* **DATASET**
# # # # # # #

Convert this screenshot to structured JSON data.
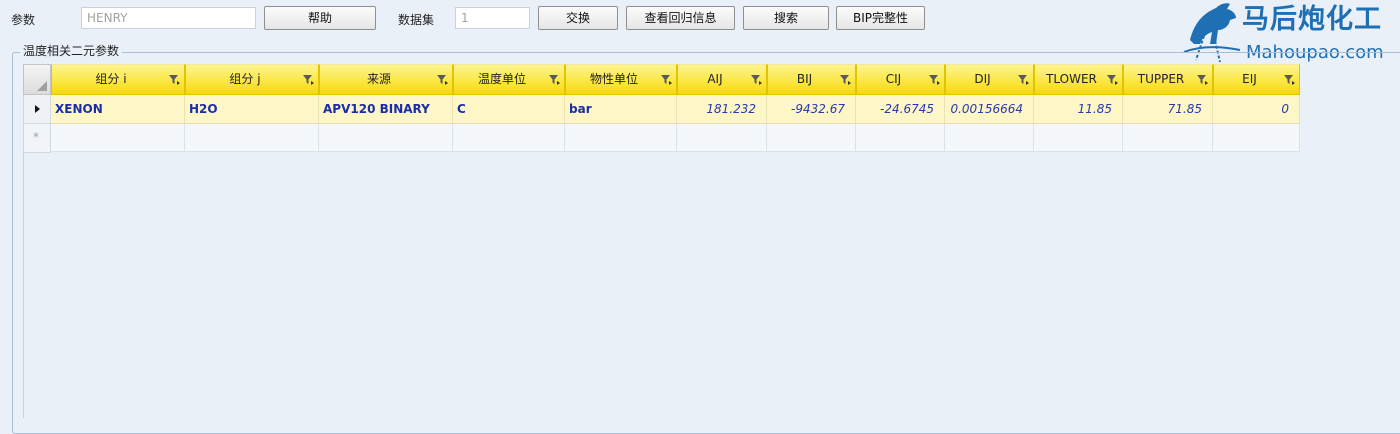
{
  "toolbar": {
    "param_label": "参数",
    "param_value": "HENRY",
    "help_label": "帮助",
    "dataset_label": "数据集",
    "dataset_value": "1",
    "swap_label": "交换",
    "regression_label": "查看回归信息",
    "search_label": "搜索",
    "bip_label": "BIP完整性"
  },
  "logo": {
    "brand_text": "马后炮化工",
    "site_text": "Mahoupao.com",
    "brand_color": "#1f6fb5"
  },
  "group": {
    "title": "温度相关二元参数"
  },
  "table": {
    "columns": [
      "组分 i",
      "组分 j",
      "来源",
      "温度单位",
      "物性单位",
      "AIJ",
      "BIJ",
      "CIJ",
      "DIJ",
      "TLOWER",
      "TUPPER",
      "EIJ"
    ],
    "rows": [
      [
        "XENON",
        "H2O",
        "APV120 BINARY",
        "C",
        "bar",
        "181.232",
        "-9432.67",
        "-24.6745",
        "0.00156664",
        "11.85",
        "71.85",
        "0"
      ]
    ],
    "header_color": "#f9e233",
    "selected_row_color": "#fdf7c8",
    "value_color": "#1a2da8"
  },
  "icons": {
    "current_row": "play-arrow",
    "new_row": "asterisk",
    "column_filter": "funnel-icon"
  }
}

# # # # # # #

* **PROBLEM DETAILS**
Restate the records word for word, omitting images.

* **YOUR RESPONSE**
Convert this screenshot to structured JSON data.
{
  "toolbar": {
    "param_label": "参数",
    "param_value": "HENRY",
    "help_label": "帮助",
    "dataset_label": "数据集",
    "dataset_value": "1",
    "swap_label": "交换",
    "regression_label": "查看回归信息",
    "search_label": "搜索",
    "bip_label": "BIP完整性"
  },
  "logo": {
    "brand_text": "马后炮化工",
    "site_text": "Mahoupao.com",
    "brand_color": "#1f6fb5"
  },
  "group": {
    "title": "温度相关二元参数"
  },
  "table": {
    "columns": [
      "组分 i",
      "组分 j",
      "来源",
      "温度单位",
      "物性单位",
      "AIJ",
      "BIJ",
      "CIJ",
      "DIJ",
      "TLOWER",
      "TUPPER",
      "EIJ"
    ],
    "rows": [
      [
        "XENON",
        "H2O",
        "APV120 BINARY",
        "C",
        "bar",
        "181.232",
        "-9432.67",
        "-24.6745",
        "0.00156664",
        "11.85",
        "71.85",
        "0"
      ]
    ],
    "header_color": "#f9e233",
    "selected_row_color": "#fdf7c8",
    "value_color": "#1a2da8"
  },
  "icons": {
    "current_row": "play-arrow",
    "new_row": "asterisk",
    "column_filter": "funnel-icon"
  }
}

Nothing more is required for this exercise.